7. It’s early, but after the draft, many positions are overloaded as teams boost the roster to 90 guys. Which position battle are you looking forward to this summer?
MR – Looks like early on, It’s running back for me. Very interested to see how quickly Kenneth Dixon develops, if Justin Forsett becomes and unlikely, but possible salary cap casualty. If Trent Richardson losing 20 pounds will make a difference in his game. A lot of pieces in that position group.
GF – The offensive skill positions will be the most interesting to me. The Ravens have a lot of options at RB, WR and TE and it will be interesting to see how the depth chart shakes out.
SB – The Ravens didn’t draft at the position, but I’m excited to see the tight end battle. Ben Watson, Maxx Williams and Crockett Gillmore should allow the Ravens to do a lot of three tight end looks. Who gets the most looks will be interesting to watch, but it should be Williams. He needs his chance to shine, and he can make contested catches as well as anybody on the team.
8. Lastly, if you you look at he Ravens draft history, it’s often you can pick out three players from each class who were major contributors during their tenure. Which three guys will wind up being the cream of the 2016 crop?
MR – Ronnie Stanley, Kenneth Dixon, and a guy I haven’t talked about yet in Matt Judon. Judon dominated the combine at his position, impressive explosion and agility. That will translate to any game, even though he went to a D-II school, Grand Valley State. Some day, people are going to have to realize it doesn’t matter if you are a small school guy, right? On the Ravens alone, Joe Flacco, Lardarius Webb, Brandon Williams are big time players. And countless others who have been worthy in their careers like Terrence West and Kyle Arrington.

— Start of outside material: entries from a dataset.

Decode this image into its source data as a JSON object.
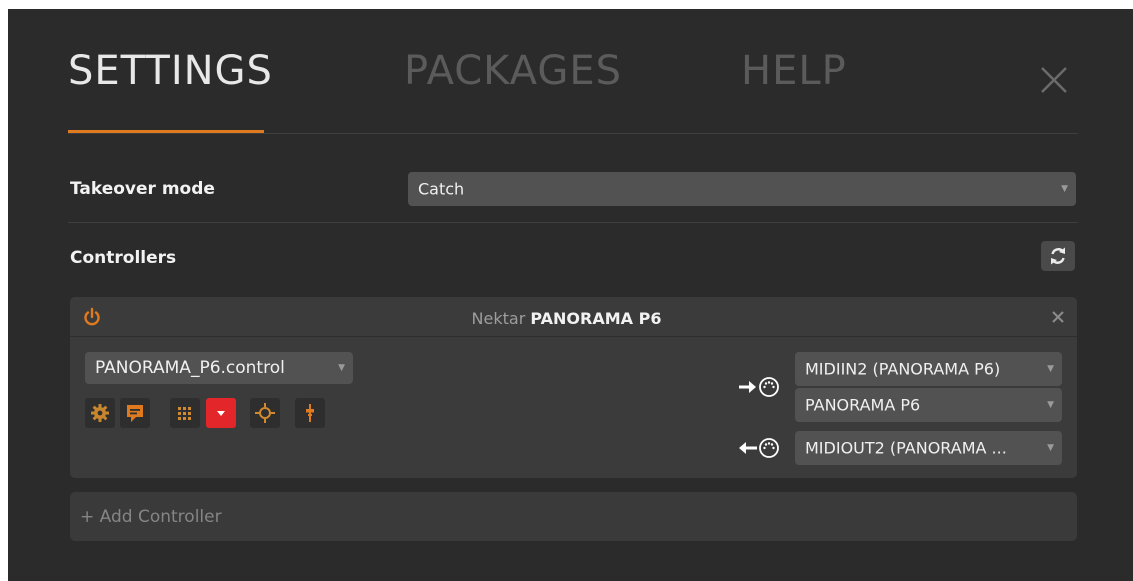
{
  "tabs": [
    {
      "label": "SETTINGS",
      "active": true
    },
    {
      "label": "PACKAGES",
      "active": false
    },
    {
      "label": "HELP",
      "active": false
    }
  ],
  "takeover": {
    "label": "Takeover mode",
    "value": "Catch"
  },
  "controllers": {
    "label": "Controllers",
    "device": {
      "vendor": "Nektar",
      "model": "PANORAMA P6"
    },
    "script": "PANORAMA_P6.control",
    "midi_in": [
      "MIDIIN2 (PANORAMA P6)",
      "PANORAMA P6"
    ],
    "midi_out": "MIDIOUT2 (PANORAMA ..."
  },
  "add_controller": {
    "plus": "+",
    "label": "Add Controller"
  },
  "colors": {
    "accent_orange": "#e07a1f",
    "warning_red": "#e2262a",
    "panel_bg": "#2b2b2b"
  },
  "icons": [
    "close-icon",
    "refresh-icon",
    "power-icon",
    "gear-icon",
    "comment-icon",
    "grid-icon",
    "dropdown-icon",
    "crosshair-icon",
    "fader-icon",
    "arrow-right-icon",
    "arrow-left-icon",
    "midi-port-icon"
  ]
}
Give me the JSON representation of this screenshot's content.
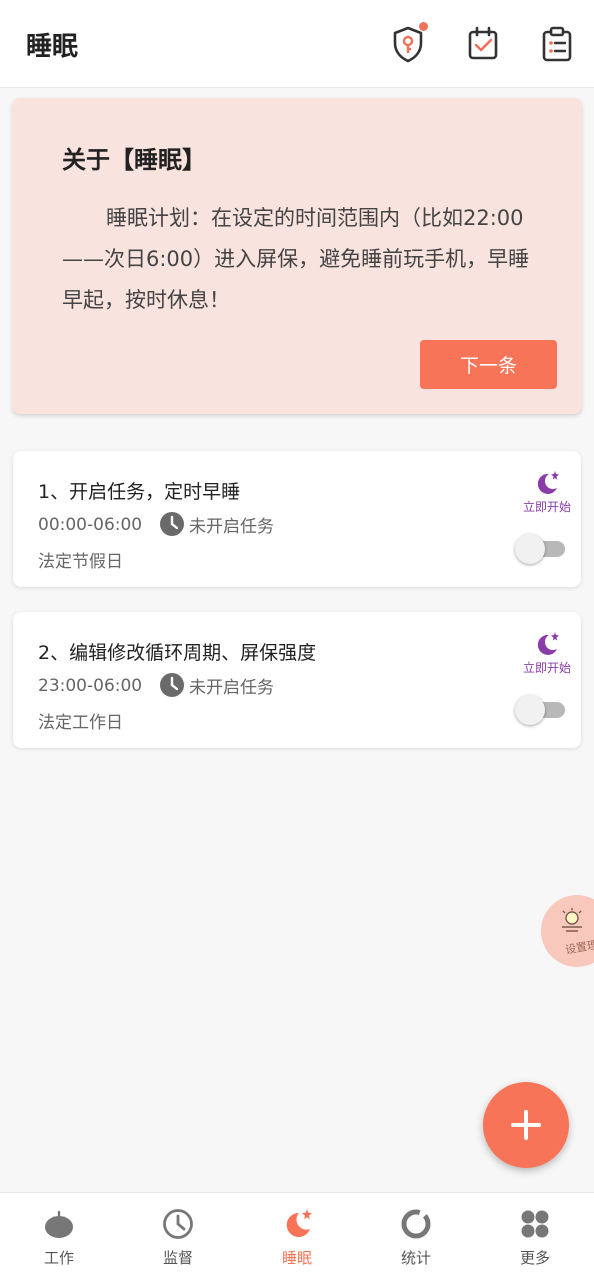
{
  "header": {
    "title": "睡眠",
    "icons": [
      "shield-key-icon",
      "calendar-check-icon",
      "clipboard-list-icon"
    ]
  },
  "info_card": {
    "title": "关于【睡眠】",
    "body": "睡眠计划：在设定的时间范围内（比如22:00——次日6:00）进入屏保，避免睡前玩手机，早睡早起，按时休息！",
    "next_label": "下一条"
  },
  "tasks": [
    {
      "name": "1、开启任务，定时早睡",
      "time": "00:00-06:00",
      "status": "未开启任务",
      "day_type": "法定节假日",
      "start_now": "立即开始",
      "enabled": false
    },
    {
      "name": "2、编辑修改循环周期、屏保强度",
      "time": "23:00-06:00",
      "status": "未开启任务",
      "day_type": "法定工作日",
      "start_now": "立即开始",
      "enabled": false
    }
  ],
  "float_settings": {
    "label": "设置理"
  },
  "nav": {
    "items": [
      {
        "label": "工作",
        "icon": "tomato-icon"
      },
      {
        "label": "监督",
        "icon": "clock-icon"
      },
      {
        "label": "睡眠",
        "icon": "moon-star-icon",
        "active": true
      },
      {
        "label": "统计",
        "icon": "donut-chart-icon"
      },
      {
        "label": "更多",
        "icon": "grid-icon"
      }
    ]
  },
  "colors": {
    "accent": "#f87458",
    "card_bg": "#f9e3df",
    "purple": "#8a3ca8",
    "grey_icon": "#777777"
  }
}
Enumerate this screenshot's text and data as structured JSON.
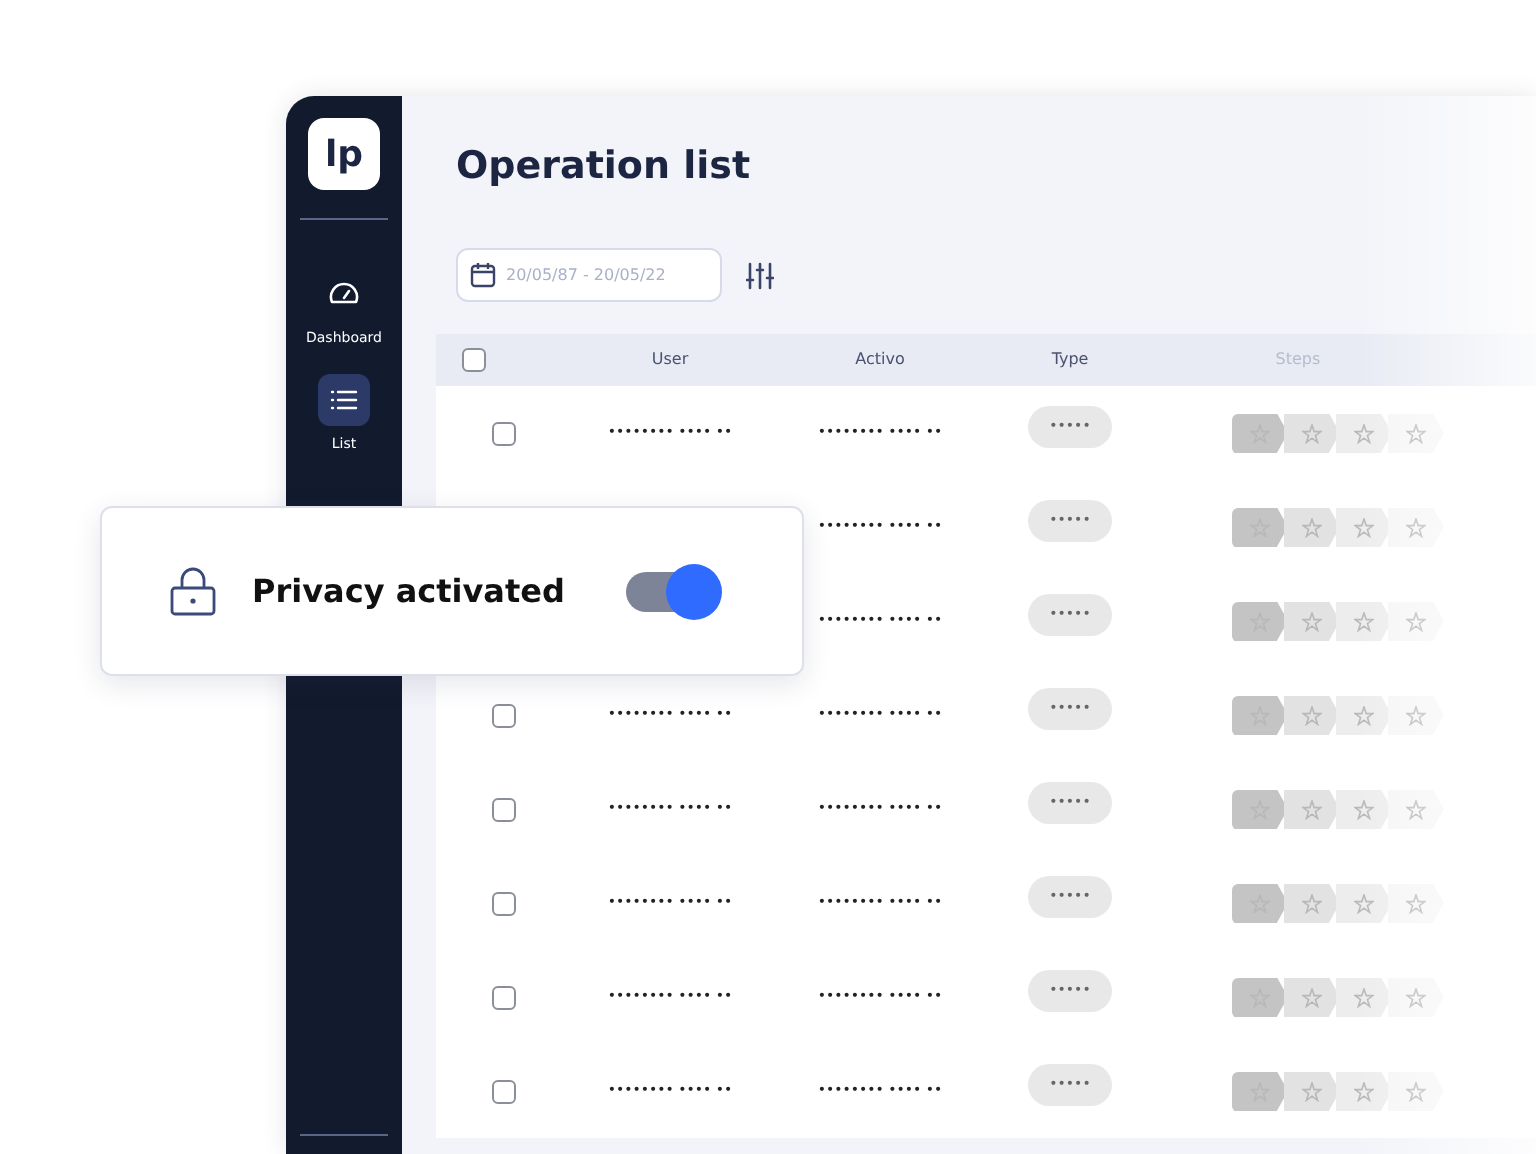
{
  "logo": "lp",
  "sidebar": {
    "items": [
      {
        "label": "Dashboard",
        "kind": "gauge",
        "selected": false
      },
      {
        "label": "List",
        "kind": "list",
        "selected": true
      }
    ]
  },
  "page_title": "Operation list",
  "date_filter": {
    "value": "20/05/87 - 20/05/22"
  },
  "table": {
    "header_checked": false,
    "columns": [
      "User",
      "Activo",
      "Type",
      "Steps"
    ],
    "rows": [
      {
        "checked": false,
        "user": "•••••••• •••• ••",
        "activo": "•••••••• •••• ••",
        "type": "•••••"
      },
      {
        "activo": "•••••••• •••• ••",
        "type": "•••••"
      },
      {
        "activo": "•••••••• •••• ••",
        "type": "•••••"
      },
      {
        "checked": false,
        "user": "•••••••• •••• ••",
        "activo": "•••••••• •••• ••",
        "type": "•••••"
      },
      {
        "checked": false,
        "user": "•••••••• •••• ••",
        "activo": "•••••••• •••• ••",
        "type": "•••••"
      },
      {
        "checked": false,
        "user": "•••••••• •••• ••",
        "activo": "•••••••• •••• ••",
        "type": "•••••"
      },
      {
        "checked": false,
        "user": "•••••••• •••• ••",
        "activo": "•••••••• •••• ••",
        "type": "•••••"
      },
      {
        "checked": false,
        "user": "•••••••• •••• ••",
        "activo": "•••••••• •••• ••",
        "type": "•••••"
      }
    ]
  },
  "privacy_card": {
    "label": "Privacy activated",
    "on": true
  }
}
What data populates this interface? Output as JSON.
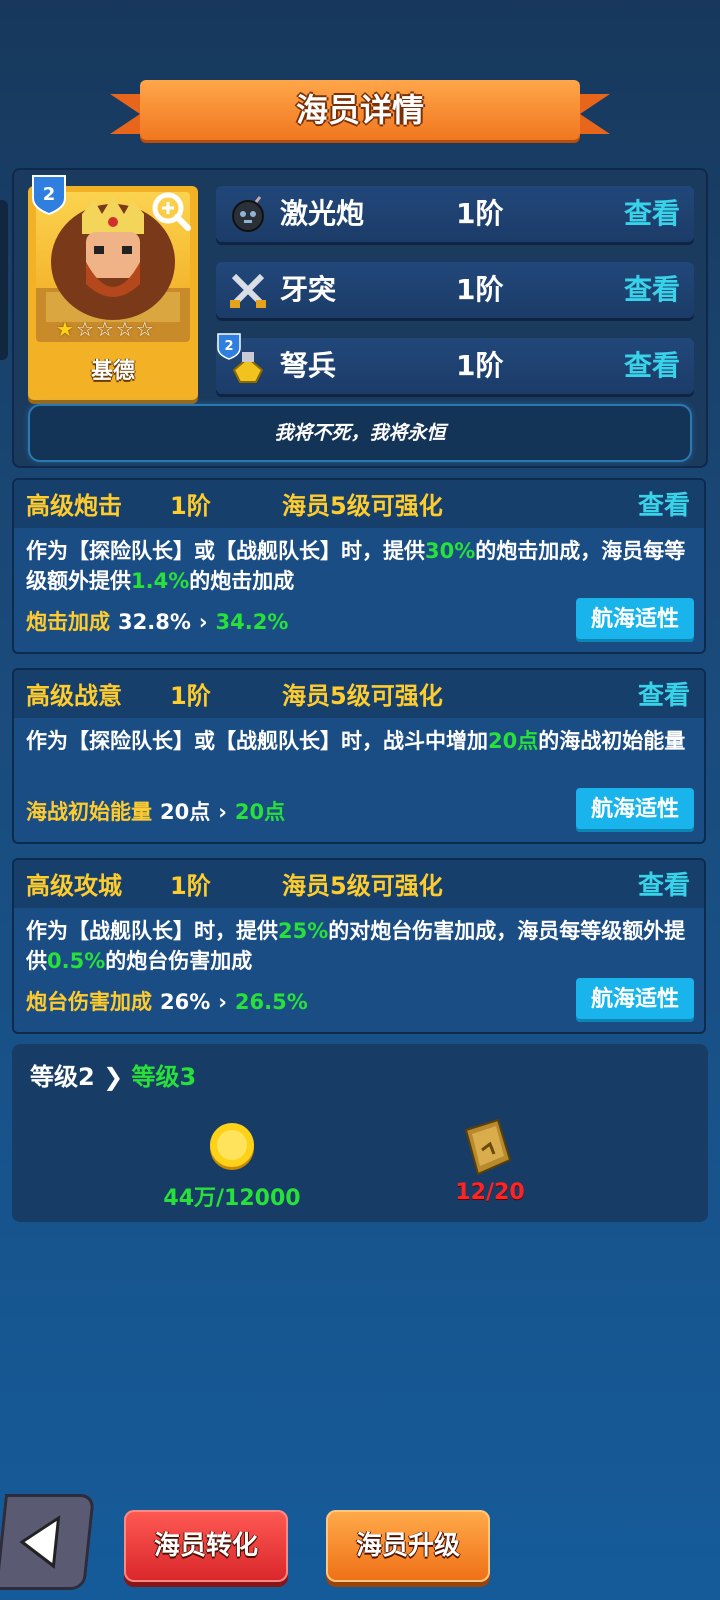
{
  "title": "海员详情",
  "hero": {
    "name": "基德",
    "rank_badge": "2",
    "stars_filled": 1,
    "stars_total": 5,
    "motto": "我将不死，我将永恒"
  },
  "skills": [
    {
      "icon": "bomb-icon",
      "name": "激光炮",
      "level": "1阶",
      "view": "查看"
    },
    {
      "icon": "crossed-swords-icon",
      "name": "牙突",
      "level": "1阶",
      "view": "查看"
    },
    {
      "icon": "crossbow-soldier-icon",
      "badge": "2",
      "name": "弩兵",
      "level": "1阶",
      "view": "查看"
    }
  ],
  "traits": [
    {
      "name": "高级炮击",
      "level": "1阶",
      "condition": "海员5级可强化",
      "view": "查看",
      "desc": [
        "作为【探险队长】或【战舰队长】时，提供",
        "30%",
        "的炮击加成，海员每等级额外提供",
        "1.4%",
        "的炮击加成"
      ],
      "stat_label": "炮击加成",
      "stat_value": "32.8%",
      "stat_next": "34.2%",
      "button": "航海适性"
    },
    {
      "name": "高级战意",
      "level": "1阶",
      "condition": "海员5级可强化",
      "view": "查看",
      "desc": [
        "作为【探险队长】或【战舰队长】时，战斗中增加",
        "20点",
        "的海战初始能量"
      ],
      "stat_label": "海战初始能量",
      "stat_value": "20点",
      "stat_next": "20点",
      "button": "航海适性"
    },
    {
      "name": "高级攻城",
      "level": "1阶",
      "condition": "海员5级可强化",
      "view": "查看",
      "desc": [
        "作为【战舰队长】时，提供",
        "25%",
        "的对炮台伤害加成，海员每等级额外提供",
        "0.5%",
        "的炮台伤害加成"
      ],
      "stat_label": "炮台伤害加成",
      "stat_value": "26%",
      "stat_next": "26.5%",
      "button": "航海适性"
    }
  ],
  "upgrade": {
    "current": "等级2",
    "next": "等级3",
    "coin_cost": "44万/12000",
    "book_cost": "12/20"
  },
  "buttons": {
    "convert": "海员转化",
    "upgrade": "海员升级"
  },
  "colors": {
    "accent_yellow": "#ffcc2e",
    "accent_green": "#28e03a",
    "accent_cyan": "#38d3e8",
    "warning_red": "#ff2424"
  }
}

GF – Stanley will be a longterm starter for the Ravens in my estimation. I think Bronson Kaufusi will also be a very nice DL piece for the team right away, and Kenneth Dixon could start as early as this coming year. I think those three will be the most impactful players from this draft class, but they are going to get a lot of contributions for many years from this group.
SB – Ronnie Stanley, Kamalei Correa and Tavon Young.
Mike was born on the Eastern Shore, raised in Finksburg, and currently resides in Parkville. In 2009, Mike graduated from the Broadcasting Institute of Maryland. Mike became a Baltimore City Fire Fighter in late 2010. Mike has appeared as a guest on Q1370, and FOX45. Now a Sr. Ravens Analyst for BSL, he can be reached at [email protected]